▶ [Task brief]:
Please repeat the records exactly. The pictures are to be left out.

▶ [Data excerpts]:
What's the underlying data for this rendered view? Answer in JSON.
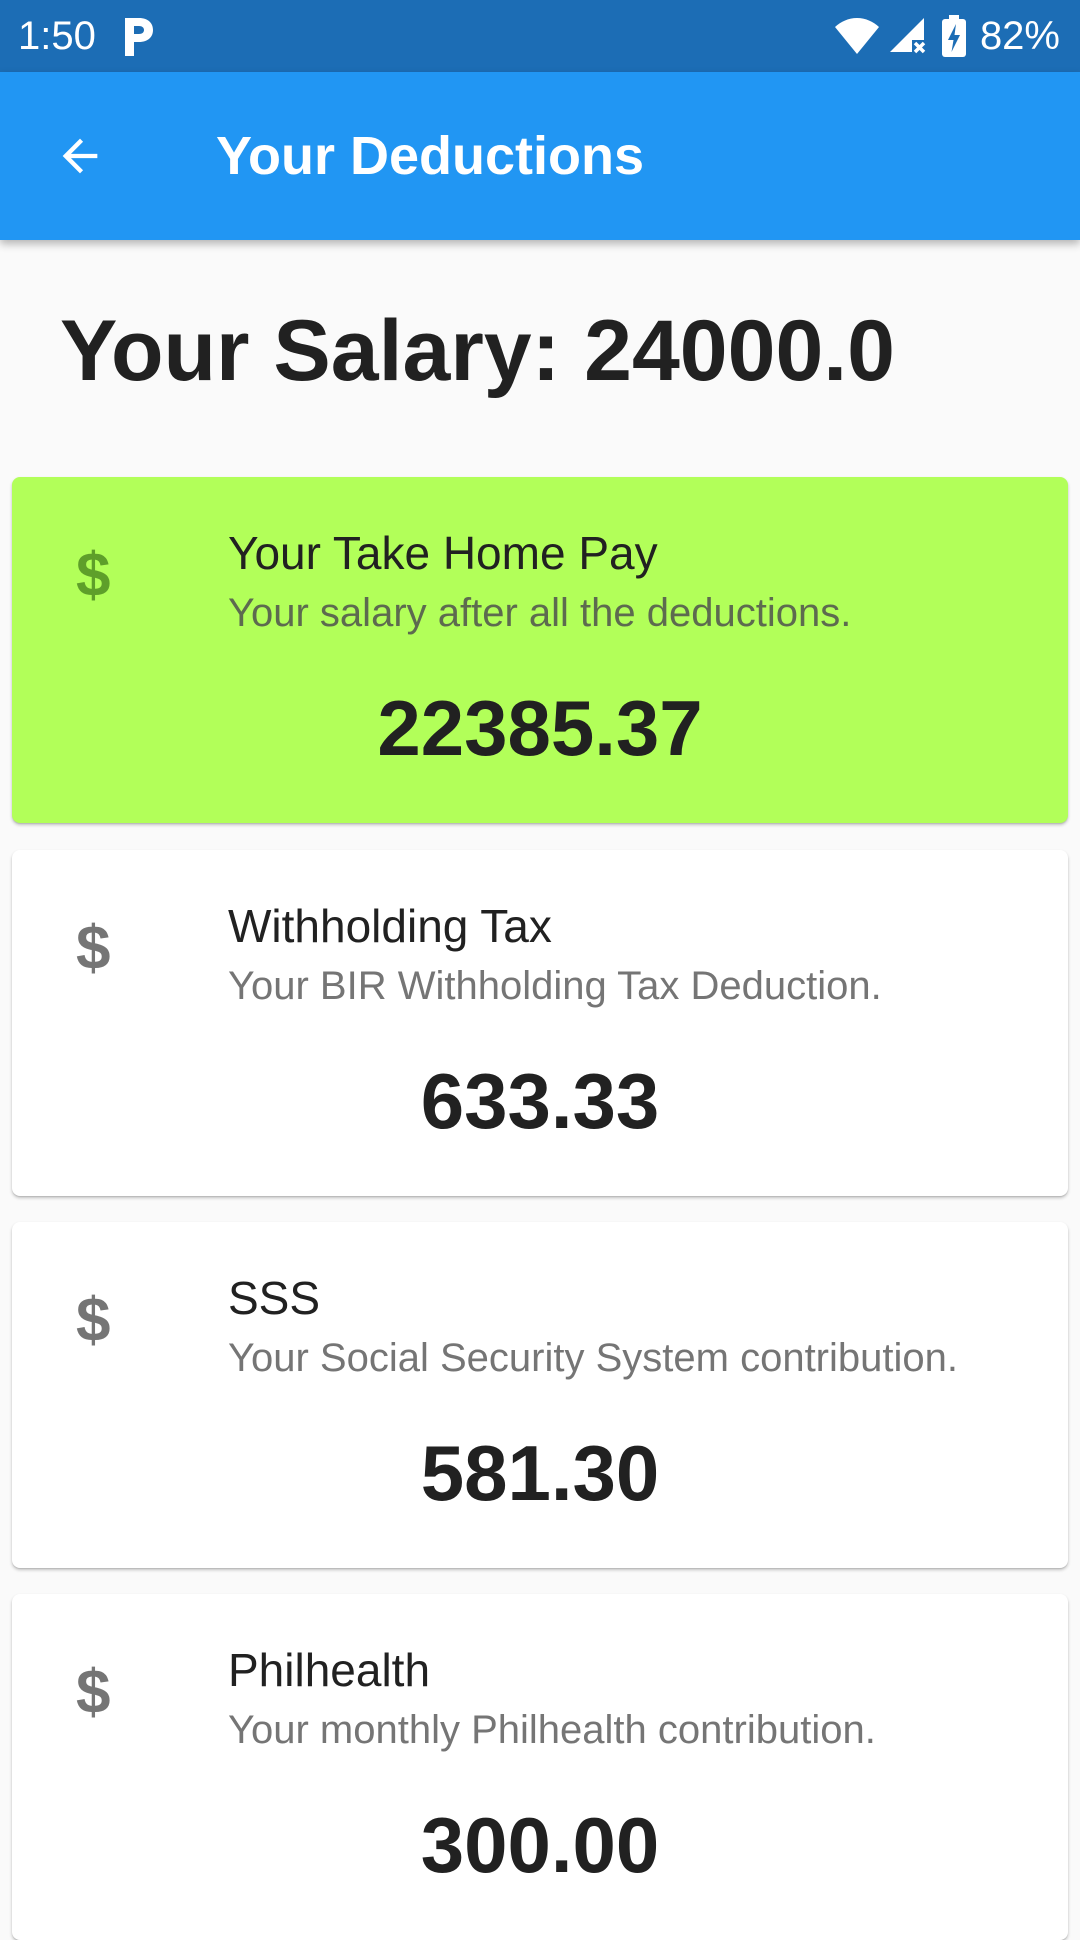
{
  "status_bar": {
    "time": "1:50",
    "battery": "82%",
    "icons": [
      "parking-p-icon",
      "wifi-icon",
      "cell-signal-no-service-icon",
      "battery-charging-icon"
    ]
  },
  "app_bar": {
    "title": "Your Deductions",
    "back_icon": "arrow-back-icon",
    "background_color": "#2196f3"
  },
  "salary": {
    "text": "Your Salary: 24000.0"
  },
  "cards": [
    {
      "icon": "$",
      "title": "Your Take Home Pay",
      "subtitle": "Your salary after all the deductions.",
      "amount": "22385.37",
      "background_color": "#b2ff59"
    },
    {
      "icon": "$",
      "title": "Withholding Tax",
      "subtitle": "Your BIR Withholding Tax Deduction.",
      "amount": "633.33",
      "background_color": "#ffffff"
    },
    {
      "icon": "$",
      "title": "SSS",
      "subtitle": "Your Social Security System contribution.",
      "amount": "581.30",
      "background_color": "#ffffff"
    },
    {
      "icon": "$",
      "title": "Philhealth",
      "subtitle": "Your monthly Philhealth contribution.",
      "amount": "300.00",
      "background_color": "#ffffff"
    }
  ]
}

▶ [Response area]:
What's the underlying data for this rendered view? Answer in JSON.
{
  "status_bar": {
    "time": "1:50",
    "battery": "82%",
    "icons": [
      "parking-p-icon",
      "wifi-icon",
      "cell-signal-no-service-icon",
      "battery-charging-icon"
    ]
  },
  "app_bar": {
    "title": "Your Deductions",
    "back_icon": "arrow-back-icon",
    "background_color": "#2196f3"
  },
  "salary": {
    "text": "Your Salary: 24000.0"
  },
  "cards": [
    {
      "icon": "$",
      "title": "Your Take Home Pay",
      "subtitle": "Your salary after all the deductions.",
      "amount": "22385.37",
      "background_color": "#b2ff59"
    },
    {
      "icon": "$",
      "title": "Withholding Tax",
      "subtitle": "Your BIR Withholding Tax Deduction.",
      "amount": "633.33",
      "background_color": "#ffffff"
    },
    {
      "icon": "$",
      "title": "SSS",
      "subtitle": "Your Social Security System contribution.",
      "amount": "581.30",
      "background_color": "#ffffff"
    },
    {
      "icon": "$",
      "title": "Philhealth",
      "subtitle": "Your monthly Philhealth contribution.",
      "amount": "300.00",
      "background_color": "#ffffff"
    }
  ]
}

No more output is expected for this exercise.